Screw those bottle-twirling cretins from Cocktail; the best bartender can muddle a minty Mojito with one hand, draw a Guinness with the other, and call a taxi for a designated drinker by pushing buttons with his tongue. S.F.'s barkeeps proved their mettle last year at Daddy's Bar in the Castro, with a cheering crowd watching as 10 talented mixologists answered quiz showlike questions on alcoholic concoctions and liquor trivia.
Now The Weakest Drink: San Francisco Bartenders Competition Benefit is on again, with another battle among some of the Bay Area's best tipple traffickers. Contestants are tested on their knowledge of firewater rites, then timed as they shake up boozy brews, the more arcane and complex the better. The fastest and cleverest will proudly wear the title of San Francisco Master Mixologist, while the losers can content themselves with the fact that the evening's proceeds go to gay men's health center Magnet. The night includes a raffle and an audience quiz with door prizes. It all starts at 5 p.m. at the Edge, 4149 18th St. (at Collingwood), S.F. Admission is free; call 292-9808, ext. 2. -- Joyce Slaton

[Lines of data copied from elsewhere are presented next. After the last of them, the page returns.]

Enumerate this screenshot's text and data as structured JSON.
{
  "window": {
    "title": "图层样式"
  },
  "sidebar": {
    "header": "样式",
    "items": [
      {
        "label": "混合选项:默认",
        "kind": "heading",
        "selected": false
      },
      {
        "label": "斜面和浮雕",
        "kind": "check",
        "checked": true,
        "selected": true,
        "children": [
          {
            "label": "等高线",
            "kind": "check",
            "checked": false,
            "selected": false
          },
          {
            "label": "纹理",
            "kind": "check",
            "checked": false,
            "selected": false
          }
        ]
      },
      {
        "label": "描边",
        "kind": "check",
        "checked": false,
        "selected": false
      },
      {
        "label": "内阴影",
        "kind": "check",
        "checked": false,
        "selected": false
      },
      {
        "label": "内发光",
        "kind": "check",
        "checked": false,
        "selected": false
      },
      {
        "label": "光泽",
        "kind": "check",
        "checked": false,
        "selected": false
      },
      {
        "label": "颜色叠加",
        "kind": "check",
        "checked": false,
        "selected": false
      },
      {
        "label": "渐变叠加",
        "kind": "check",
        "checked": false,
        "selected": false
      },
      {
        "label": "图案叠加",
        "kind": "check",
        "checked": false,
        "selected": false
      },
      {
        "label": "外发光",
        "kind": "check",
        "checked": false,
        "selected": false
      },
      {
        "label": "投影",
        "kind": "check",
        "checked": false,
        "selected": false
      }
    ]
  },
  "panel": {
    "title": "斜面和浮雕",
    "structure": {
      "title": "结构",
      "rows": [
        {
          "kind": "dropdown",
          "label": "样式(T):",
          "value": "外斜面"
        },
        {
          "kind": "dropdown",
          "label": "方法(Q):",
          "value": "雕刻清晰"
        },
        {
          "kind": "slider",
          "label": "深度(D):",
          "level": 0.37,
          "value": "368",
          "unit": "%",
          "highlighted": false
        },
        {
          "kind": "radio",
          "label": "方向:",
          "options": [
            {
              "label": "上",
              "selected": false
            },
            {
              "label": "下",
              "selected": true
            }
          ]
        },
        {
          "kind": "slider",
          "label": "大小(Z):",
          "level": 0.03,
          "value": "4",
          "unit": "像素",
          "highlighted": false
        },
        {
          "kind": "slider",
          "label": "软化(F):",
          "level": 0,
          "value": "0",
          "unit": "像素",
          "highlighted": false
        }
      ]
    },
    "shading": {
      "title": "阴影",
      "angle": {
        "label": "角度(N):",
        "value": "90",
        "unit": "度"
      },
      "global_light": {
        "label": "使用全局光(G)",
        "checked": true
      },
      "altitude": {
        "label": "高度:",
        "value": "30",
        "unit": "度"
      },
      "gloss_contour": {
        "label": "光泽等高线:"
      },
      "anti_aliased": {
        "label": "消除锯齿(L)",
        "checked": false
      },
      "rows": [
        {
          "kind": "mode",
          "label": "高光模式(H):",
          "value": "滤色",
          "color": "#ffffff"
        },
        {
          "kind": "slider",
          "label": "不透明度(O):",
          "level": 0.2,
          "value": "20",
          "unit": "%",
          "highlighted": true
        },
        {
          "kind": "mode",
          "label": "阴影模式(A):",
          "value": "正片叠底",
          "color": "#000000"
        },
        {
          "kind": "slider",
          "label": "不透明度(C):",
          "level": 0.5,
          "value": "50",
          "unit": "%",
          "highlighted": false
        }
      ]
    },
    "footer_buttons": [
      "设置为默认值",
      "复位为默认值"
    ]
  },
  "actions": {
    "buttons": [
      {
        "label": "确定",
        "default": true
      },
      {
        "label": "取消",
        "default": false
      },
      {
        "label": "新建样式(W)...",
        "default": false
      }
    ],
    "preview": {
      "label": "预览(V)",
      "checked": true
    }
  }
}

Stick 'Em Up
When the Founding Fathers included the right to bear arms in the Bill of Rights, they had no idea what they'd started. The Second Amendment's become a political flash point that has created decades of caustic controversy between those who favor guns for hunting and protection and those who view weapons as the tools of death. Consider both sides at "The Gun Show," a monthlong exhibit with provocative paintings, photos, sculptures, and other works from artists with something to say on heavy hardware. The public reception for the showing starts at 8 tonight (the exhibit runs through Sept. 6) at the appropriately named Shooting Gallery, 839 Larkin (at O'Farrell), S.F. Admission is free; call 931-8035 or visit www.shootinggallerysf.com. -- Joyce Slaton
Art That Rocks When music meets design
We realize that CDs beat out vinyl records with a combination of exquisite sound fidelity and unprecedented durability. But as an art object the CD sucks, reducing the designs once writ so large on album covers to a teensy square.
Those who remember -- or simply appreciate -- the golden age of influential sleeve art can see the products of one of the medium's masters this weekend with "Stanley Mouse at the Avalon Ballroom."The show features the original paintings, sketches, and prints that became some of rock's most recognizable images on posters and discs from acts like the Grateful Dead, the Rolling Stones, and the Steve Miller Band. The exhibit opens at 6 p.m. on Friday at the swanky Avalon Ballroom, 1268 Sutter (at Van Ness), S.F. Admission is $5; call 302-8353 or visit www.mousestudios.com. -- Joyce Slaton